STAYING SAFE AROUND GAS
Natural gas pipelines and services run under our streets and footpaths and to our homes.
Pipes are made of strong yellow plastic (called polyethylene) and they range in size from 1 centimetre to 10 centimetres in diameter.
If people dig into these pipelines, the pipes can be damaged and natural gas can leak out. If this gas is ignited, a dangerous fire can result.
If your family or someone you know is planning a digging project, such as building a home, installing a sprinkler system or planting a tree or vegetable garden, remind them to call Vector 0800 B4 U DIG (0800 248 344) before they start digging so they can find out whether there are pipes in the area.
How do people find out where the gas pipes are?
Vector has maps which show where the gas network is and a tracer wire is buried with some pipes so that they can be located using an electronic locator. Sometimes marker tape is also buried above a pipeline which is a warning to people that a pipe is nearby and to stop digging.

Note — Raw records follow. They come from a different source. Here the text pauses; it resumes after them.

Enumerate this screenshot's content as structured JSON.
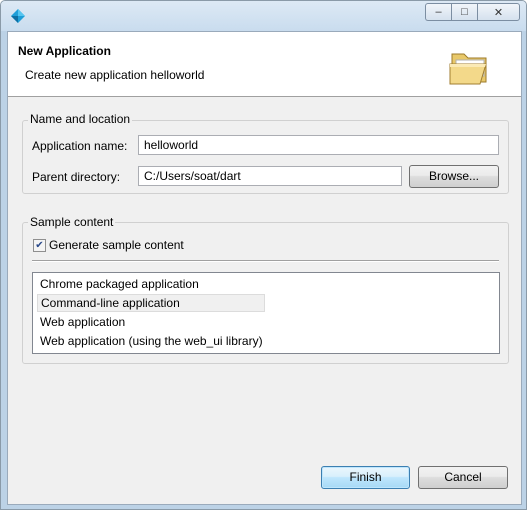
{
  "window": {
    "minimize_label": "–",
    "maximize_label": "□",
    "close_label": "✕"
  },
  "header": {
    "title": "New Application",
    "description": "Create new application helloworld"
  },
  "name_location": {
    "title": "Name and location",
    "app_name_label": "Application name:",
    "app_name_value": "helloworld",
    "parent_dir_label": "Parent directory:",
    "parent_dir_value": "C:/Users/soat/dart",
    "browse_label": "Browse..."
  },
  "sample_content": {
    "title": "Sample content",
    "checkbox_label": "Generate sample content",
    "checkbox_checked": true,
    "items": [
      {
        "label": "Chrome packaged application",
        "selected": false
      },
      {
        "label": "Command-line application",
        "selected": true
      },
      {
        "label": "Web application",
        "selected": false
      },
      {
        "label": "Web application (using the web_ui library)",
        "selected": false
      }
    ]
  },
  "footer": {
    "finish_label": "Finish",
    "cancel_label": "Cancel"
  },
  "colors": {
    "frame": "#bcd2e6",
    "accent": "#3c7fb1",
    "client_bg": "#f0f0f0"
  },
  "icons": {
    "app": "dart-logo-icon",
    "header": "open-folder-icon"
  }
}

How deep are the pipes buried?
Vector's pipelines can be from 40 centimetres to more than 1.2 metres underground, depending of the pressure and location.
- Gas appliances use flames so it is important to keep your homework, clothing and toys away.
- If you smell gas, tell an adult. If no adult is at home, leave the house and take everyone with you. Do not use a light switch, garage door opener, match, torch, phone or cellphone – a spark could ignite the gas. Ask an adult to call 111 or do so yourself when you are outside of the home, if you can't find an adult.
- If the burners on your stove have a blue flame, then everything is working correctly. If your flame is large and yellow and flickering, then ask an adult to have the stove checked out by a qualified repair person.
- Don't play with oven knobs because you could accidentally turn on the gas.
- If you have a gas heater on, make sure the room is ventilated and air can circulate freely. Try opening a window slightly.
- Don't play with the gas meter.
NEXT: Carbon monoxide